Solid & Hollowcast lead ( and other metals )
The production of toy soldiers and figures probably dates to the ancient world and our knowledge of Egyptian cultures suggests that they made toy figures. Commercially though it was far more recent that they became prominent usually being made of lead or tin in central europe . Flats , Semi Flats and solid figures.
Solid metal often used . Lead was the most common material used to make toy soldiers and figures. Germany and other european neighbours became productive during the 19th and early 20th Century but the earliest known commercial figures were produced in France around 1800 by Lucotte.
It was the English that really transformed things . In England prior to 1893 most toy soldiers were imported from mainland Europe then William Britain developed a method called Slush casting. Slush casting, a variant of permanent molding casting was used to create a hollow casting or hollowcast figure. In the process the material was poured into the mold and allowed to cool until a shell of material forms in the mold around the figure.

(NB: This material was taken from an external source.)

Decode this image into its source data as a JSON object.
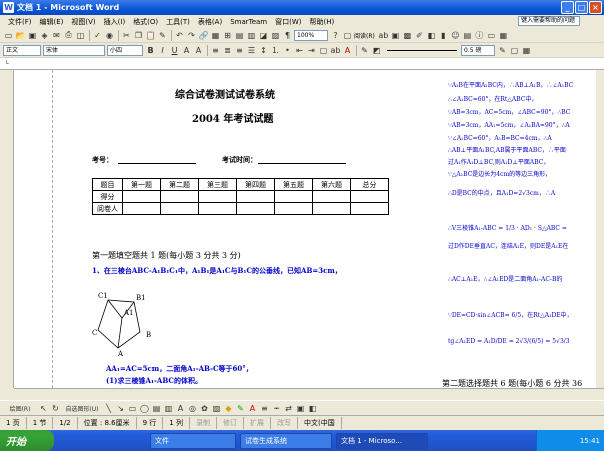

The remaining hot liquid was then poured out to leave a hollow shell. A number of techniques were used to achieve the final figure which was lighter and cheaper to make due to using less material than solid casting. Hollowcast figures are easy to identify as generally they have a small hole where the excess liquid was poured out and are of course much lighter. ( very light figures are probabably aluminium )

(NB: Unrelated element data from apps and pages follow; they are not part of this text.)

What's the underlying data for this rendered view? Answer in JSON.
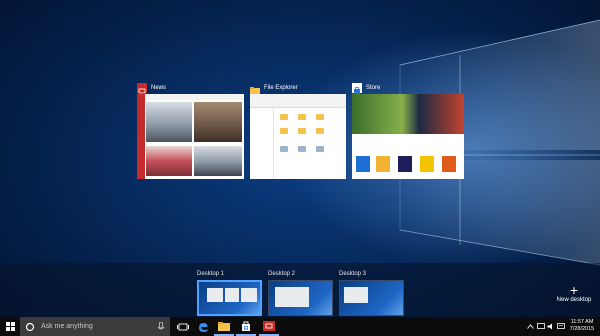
{
  "windows": [
    {
      "title": "News",
      "icon": "news-icon"
    },
    {
      "title": "File Explorer",
      "icon": "file-explorer-icon"
    },
    {
      "title": "Store",
      "icon": "store-icon"
    }
  ],
  "desktops": [
    {
      "label": "Desktop 1",
      "active": true
    },
    {
      "label": "Desktop 2",
      "active": false
    },
    {
      "label": "Desktop 3",
      "active": false
    }
  ],
  "new_desktop": {
    "label": "New desktop",
    "icon": "plus-icon"
  },
  "taskbar": {
    "search_placeholder": "Ask me anything",
    "apps": [
      "task-view-icon",
      "edge-icon",
      "file-explorer-icon",
      "store-icon",
      "news-icon"
    ]
  },
  "tray": {
    "time": "11:57 AM",
    "date": "7/28/2015"
  },
  "colors": {
    "news_red": "#c62b2b",
    "accent": "#4fa3ff",
    "taskbar": "#0c0c0c"
  }
}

So this became the primary method used to make lead soldiers until its eventual demise in the 1960’s due to the concern about possible health issues with using lead for toys. Of course this was compounded by the arrival shortly after WW2 of major plastic figure production which was far cheaper and had completely eroded lead production by this time both in terms of popularity and cost. Plastic has been around since the 20’s but the innovations in machine tooling now made plastic production the material of choice.